The IDF said that the majority of the sites belonged to Hamas, and also reported the assassination of several major figures from the Islamist movement.
Clashes also continued between Jews and Arabs inside Israel, spreading from a deadly riot in Lod to other cities. In Lod, the police announced an 8 p.m. to 4 a.m. curfew, after more than 20 people were arrested, and about the same number injured. Residents hurled rocks from their windows at hundreds of Jewish protesters, who also clashed with the Israeli police.
Prime Minister Benjamin Netanyahu has called the internal Israeli violence “anarchy.”
“What happens in Israeli cities in recent days is intolerable,” he said. “We see Arab rioters setting synagogues and cars on fire, clash with officers and hurt innocent civilians.” There is no “justification for Arabs lynching Jews, or Jews lynching Arabs,” Netanyahu added.
Defense Minister Benny Gantz ordered on Thursday a “massive reinforcement” of Border Police forces in cities across Israel to “cool off” a wave of protests and violent attacks by civilians against both Jews and Arabs.

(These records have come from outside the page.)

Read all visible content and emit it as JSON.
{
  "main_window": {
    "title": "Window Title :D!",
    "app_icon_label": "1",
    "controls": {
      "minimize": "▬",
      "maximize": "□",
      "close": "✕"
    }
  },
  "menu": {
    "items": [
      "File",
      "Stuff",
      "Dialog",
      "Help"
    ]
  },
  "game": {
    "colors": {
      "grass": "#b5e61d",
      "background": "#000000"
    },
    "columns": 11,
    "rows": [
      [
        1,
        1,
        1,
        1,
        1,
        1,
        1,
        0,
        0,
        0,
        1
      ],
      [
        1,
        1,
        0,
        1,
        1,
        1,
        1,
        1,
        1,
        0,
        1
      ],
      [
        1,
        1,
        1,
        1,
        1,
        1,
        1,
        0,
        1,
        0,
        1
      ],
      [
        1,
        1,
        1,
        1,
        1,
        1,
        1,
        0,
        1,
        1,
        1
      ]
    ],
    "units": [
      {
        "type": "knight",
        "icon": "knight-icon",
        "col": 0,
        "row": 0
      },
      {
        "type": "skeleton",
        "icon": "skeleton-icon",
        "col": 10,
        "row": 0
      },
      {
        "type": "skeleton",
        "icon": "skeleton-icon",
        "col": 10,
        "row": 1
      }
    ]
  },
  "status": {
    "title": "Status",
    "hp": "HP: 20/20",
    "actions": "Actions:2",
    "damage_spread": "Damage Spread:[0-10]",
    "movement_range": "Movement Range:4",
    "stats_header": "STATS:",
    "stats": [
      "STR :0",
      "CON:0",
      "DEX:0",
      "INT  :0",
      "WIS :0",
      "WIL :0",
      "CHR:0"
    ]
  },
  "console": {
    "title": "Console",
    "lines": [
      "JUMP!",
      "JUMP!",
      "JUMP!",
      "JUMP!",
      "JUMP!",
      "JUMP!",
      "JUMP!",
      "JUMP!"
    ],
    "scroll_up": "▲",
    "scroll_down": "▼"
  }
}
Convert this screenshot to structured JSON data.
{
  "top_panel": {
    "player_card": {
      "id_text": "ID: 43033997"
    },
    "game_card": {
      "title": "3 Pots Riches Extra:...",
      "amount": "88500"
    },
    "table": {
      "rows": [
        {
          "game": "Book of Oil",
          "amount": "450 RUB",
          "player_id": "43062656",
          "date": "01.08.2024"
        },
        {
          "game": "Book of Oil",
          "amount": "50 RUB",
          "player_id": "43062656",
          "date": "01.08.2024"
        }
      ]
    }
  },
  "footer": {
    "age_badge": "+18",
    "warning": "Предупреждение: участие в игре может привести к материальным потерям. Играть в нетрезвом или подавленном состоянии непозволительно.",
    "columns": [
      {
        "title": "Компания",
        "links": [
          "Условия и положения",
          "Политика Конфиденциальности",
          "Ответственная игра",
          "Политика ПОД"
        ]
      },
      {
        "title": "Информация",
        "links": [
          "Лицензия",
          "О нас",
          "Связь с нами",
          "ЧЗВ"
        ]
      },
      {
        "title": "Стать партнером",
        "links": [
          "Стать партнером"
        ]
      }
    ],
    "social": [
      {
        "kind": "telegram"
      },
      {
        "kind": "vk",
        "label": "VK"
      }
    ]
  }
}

“We’re in an emergency,” Gantz said in a statement, ordering the recruitment of 10 reserve Border Police companies. He stressed “no IDF soldier should be involved in policing activities, which aren’t part of the IDF’s mission.”
In the northern mixed Arab-Jewish city of Acre, five Israeli Arabs attacked a 30-year-old Jewish man, who was seriously wounded and was evacuated to hospital. Before the incident, police instructed Arab shop owners to shut them in advance of the expected arrival of a group of right-wing extremists. Overnight, police also arrested a 25-year-old Acre resident for shooting toward police officers at the scene.
In the Tel Aviv suburb of Bat Yam, a mob of right-wing Jewish extremists pulled an Arab driver out of his car and severely beat him. The attack came as dozens of right-wing activists marched in the city and attacked a number of Arab-owned businesses, smashing glass windows and chanting racist slogans.
“The Israeli police will not allow public disturbances, violence and attempts to hurt officers,” the department said in a statement. “We will get to each and every one of the attackers who participated in this horrifying lynching.”
Bat Yam Mayor Tzvika Brot said that the rioters were not residents of the city and that events had been organized by “provocateurs who arrived from outside the city and came here to commit vandalism.”
On Wednesday, a meeting by the security cabinet ended with Netanyahu and other ministers unanimously agreeing that Israel will not yet accept a ceasefire and will continue military strikes in Gaza.
As Gaza barrage continues, internal Jewish-Arab violence spreads to several Israeli cities